LE HAVRE, France (AFP) — Britain’s Chris Froome (Sky), second in the Tour de France overall at the start of stage 6, will not wear the yellow jersey on Friday, after race leader Tony Martin (Etixx-Quick-Step) abandoned on Thursday.
“The rules do not require [Froome to wear yellow] in this case,” race director Thierry Gouvenou told AFP.
Several riders, who have been given Tour leadership due to unexpected circumstances, like crashes, have refused to wear the yellow jersey in the past. Coincidence or not, Froome might take heart in the fact that, in most of these examples, the newly crowned race leaders went on to win the Tour overall.
In 1980, Dutchman Joop Zoetemelk did not want the Tour’s maillot jaune, following the abandonment of Bernard Hinault after stage 12 (Agen-Pau), due to tendinitis in his knee. However, the jersey belonged to Zoetemelk at the end of that edition of the race
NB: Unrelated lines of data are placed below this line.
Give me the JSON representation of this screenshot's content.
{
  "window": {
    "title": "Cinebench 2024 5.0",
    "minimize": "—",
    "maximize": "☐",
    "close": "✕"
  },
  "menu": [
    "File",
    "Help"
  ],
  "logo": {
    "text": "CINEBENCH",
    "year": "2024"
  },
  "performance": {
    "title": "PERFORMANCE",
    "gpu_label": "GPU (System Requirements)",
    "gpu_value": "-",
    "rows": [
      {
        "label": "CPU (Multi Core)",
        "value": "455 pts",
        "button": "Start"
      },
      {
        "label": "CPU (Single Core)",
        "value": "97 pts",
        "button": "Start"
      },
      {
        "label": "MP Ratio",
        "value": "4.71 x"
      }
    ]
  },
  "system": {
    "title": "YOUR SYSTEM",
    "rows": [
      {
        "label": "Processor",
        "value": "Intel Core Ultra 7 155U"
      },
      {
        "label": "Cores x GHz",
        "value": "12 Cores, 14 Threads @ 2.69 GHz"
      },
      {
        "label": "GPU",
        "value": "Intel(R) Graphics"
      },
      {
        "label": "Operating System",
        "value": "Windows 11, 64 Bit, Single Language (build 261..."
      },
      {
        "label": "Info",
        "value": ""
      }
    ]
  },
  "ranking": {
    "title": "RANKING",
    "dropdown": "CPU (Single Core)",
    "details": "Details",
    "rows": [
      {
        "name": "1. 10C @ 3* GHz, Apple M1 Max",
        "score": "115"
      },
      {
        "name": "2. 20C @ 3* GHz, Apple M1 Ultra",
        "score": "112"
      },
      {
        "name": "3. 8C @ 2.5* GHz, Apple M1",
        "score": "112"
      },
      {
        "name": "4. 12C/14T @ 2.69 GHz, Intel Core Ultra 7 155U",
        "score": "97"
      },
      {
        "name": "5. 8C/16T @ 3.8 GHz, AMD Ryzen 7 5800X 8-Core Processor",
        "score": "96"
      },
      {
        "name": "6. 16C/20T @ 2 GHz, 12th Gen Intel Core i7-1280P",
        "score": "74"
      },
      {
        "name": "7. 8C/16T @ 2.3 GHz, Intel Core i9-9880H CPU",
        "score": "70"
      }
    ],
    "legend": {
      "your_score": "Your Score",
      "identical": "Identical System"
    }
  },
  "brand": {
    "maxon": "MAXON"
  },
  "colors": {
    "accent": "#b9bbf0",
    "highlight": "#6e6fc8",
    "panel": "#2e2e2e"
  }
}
In 1991, American Greg LeMond also demurred after Dane Rolf Sorensen crashed a few kilometers from the finish in Valenciennes. Sorensen managed to finish the stage, like Martin did Thursday, but could not carry on afterward. Before the next day, stage 6, which finished in Le Havre, LeMond would not don the yellow jersey. After a long breakaway, Thierry Marie won the day and took the GC lead. The Frenchman wore the leader’s jersey for two days, and then LeMond took it with a second-place finish in stage 8’s time trial. Miguel Indurain would go on to win that Tour.
The most famous example remains that of the Belgian Eddy Merckx, who would not wear yellow the day after Spaniard Luis Ocana crashed out of the 1971 Tour on the Col de Mente. Merckx eventually won that Tour, his third of five victories.
More recently, Spaniard Alberto Contador (Tinkoff-Saxo) declined to wear the yellow jersey when Dane Michael Rasmussen was kicked out of the 2007 race in Pau. There was no maillot jaune in the peloton for stage 17 to Castelsarrasin, but after that stage, Contador wore the leader’s jersey and won the final GC.